[[ TASK INPUTS open ]]

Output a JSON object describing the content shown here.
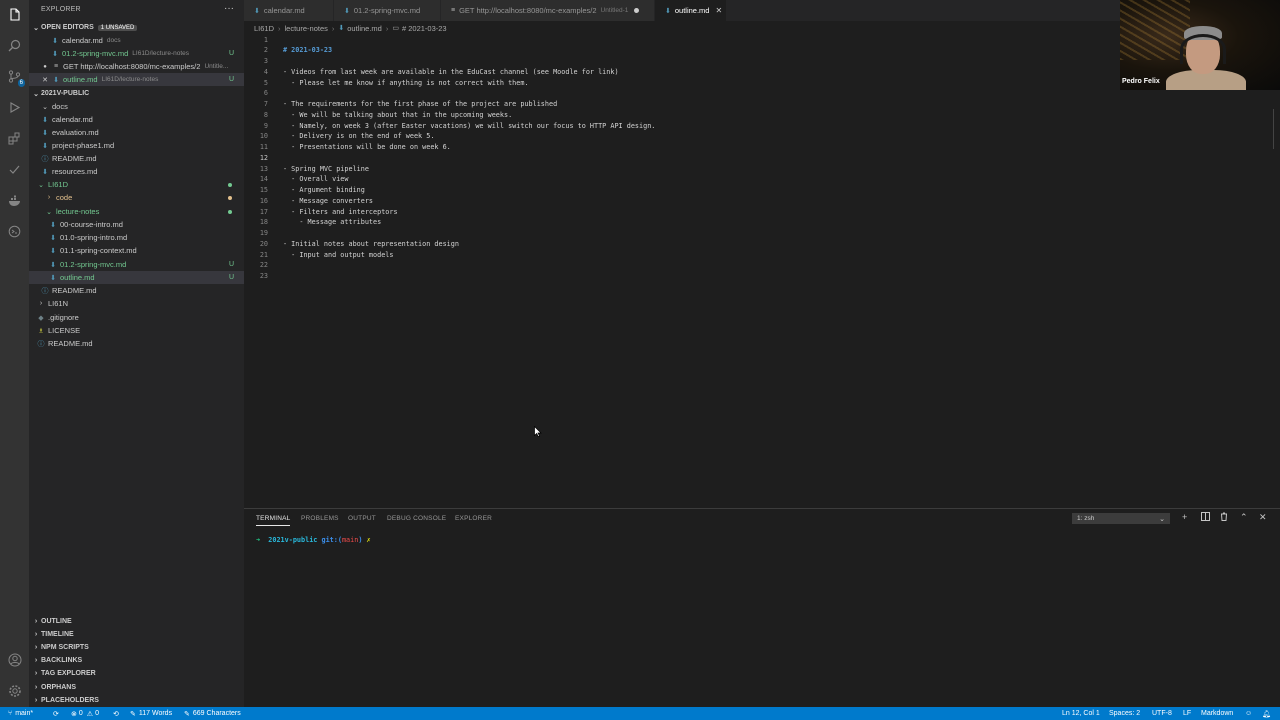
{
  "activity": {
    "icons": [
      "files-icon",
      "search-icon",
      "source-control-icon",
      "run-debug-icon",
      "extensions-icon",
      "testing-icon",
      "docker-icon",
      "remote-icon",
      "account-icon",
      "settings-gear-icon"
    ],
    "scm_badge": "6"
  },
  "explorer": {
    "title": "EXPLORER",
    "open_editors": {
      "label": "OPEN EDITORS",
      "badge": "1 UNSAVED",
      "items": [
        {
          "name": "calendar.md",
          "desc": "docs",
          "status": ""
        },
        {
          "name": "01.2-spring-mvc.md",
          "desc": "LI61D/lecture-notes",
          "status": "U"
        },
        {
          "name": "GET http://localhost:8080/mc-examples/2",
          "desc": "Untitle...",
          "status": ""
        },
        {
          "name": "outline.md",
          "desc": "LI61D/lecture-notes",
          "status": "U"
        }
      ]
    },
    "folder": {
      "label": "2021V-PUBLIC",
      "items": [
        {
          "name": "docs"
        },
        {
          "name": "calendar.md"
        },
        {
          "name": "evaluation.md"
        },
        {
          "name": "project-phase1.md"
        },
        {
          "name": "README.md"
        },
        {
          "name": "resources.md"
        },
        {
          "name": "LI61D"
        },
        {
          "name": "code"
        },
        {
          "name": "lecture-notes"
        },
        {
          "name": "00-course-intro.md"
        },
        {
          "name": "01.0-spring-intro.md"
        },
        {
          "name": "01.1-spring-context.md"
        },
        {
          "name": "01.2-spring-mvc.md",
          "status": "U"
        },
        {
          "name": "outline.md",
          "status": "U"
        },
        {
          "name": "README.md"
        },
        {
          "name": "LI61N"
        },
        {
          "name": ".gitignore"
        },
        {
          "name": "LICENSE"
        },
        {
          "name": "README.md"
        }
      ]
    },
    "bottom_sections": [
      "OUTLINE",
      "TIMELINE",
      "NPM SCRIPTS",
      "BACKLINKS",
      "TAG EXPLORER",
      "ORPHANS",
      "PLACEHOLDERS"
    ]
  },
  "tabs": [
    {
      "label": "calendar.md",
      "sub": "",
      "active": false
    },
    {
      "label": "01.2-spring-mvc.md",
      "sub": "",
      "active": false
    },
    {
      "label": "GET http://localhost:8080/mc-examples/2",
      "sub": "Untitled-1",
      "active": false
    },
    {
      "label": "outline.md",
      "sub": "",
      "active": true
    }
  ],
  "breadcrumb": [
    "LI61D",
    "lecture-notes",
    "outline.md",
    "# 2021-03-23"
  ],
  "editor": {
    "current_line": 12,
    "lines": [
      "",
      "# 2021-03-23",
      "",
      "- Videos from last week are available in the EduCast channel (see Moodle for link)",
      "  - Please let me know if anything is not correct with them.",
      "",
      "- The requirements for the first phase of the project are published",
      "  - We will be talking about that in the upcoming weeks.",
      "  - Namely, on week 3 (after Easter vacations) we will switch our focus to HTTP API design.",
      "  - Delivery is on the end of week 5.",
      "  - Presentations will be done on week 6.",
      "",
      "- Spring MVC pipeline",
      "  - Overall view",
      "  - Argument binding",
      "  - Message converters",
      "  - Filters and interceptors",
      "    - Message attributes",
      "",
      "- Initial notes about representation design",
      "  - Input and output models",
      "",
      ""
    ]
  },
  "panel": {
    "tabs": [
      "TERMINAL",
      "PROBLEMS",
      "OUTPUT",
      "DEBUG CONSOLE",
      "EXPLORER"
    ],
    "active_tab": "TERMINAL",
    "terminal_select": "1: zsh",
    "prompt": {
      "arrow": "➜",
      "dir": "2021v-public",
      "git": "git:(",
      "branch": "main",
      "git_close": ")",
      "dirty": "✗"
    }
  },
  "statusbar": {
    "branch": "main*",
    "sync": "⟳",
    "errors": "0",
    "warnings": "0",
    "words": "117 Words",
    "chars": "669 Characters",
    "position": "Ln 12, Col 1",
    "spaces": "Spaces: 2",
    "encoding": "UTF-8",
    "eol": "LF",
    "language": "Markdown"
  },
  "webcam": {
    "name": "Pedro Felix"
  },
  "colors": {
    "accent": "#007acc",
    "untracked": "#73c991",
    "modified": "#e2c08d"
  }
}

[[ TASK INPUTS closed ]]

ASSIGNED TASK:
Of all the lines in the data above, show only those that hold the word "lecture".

TASK ANSWER:
          "desc": "LI61D/lecture-notes",
          "desc": "LI61D/lecture-notes",
          "name": "lecture-notes"
    "lecture-notes",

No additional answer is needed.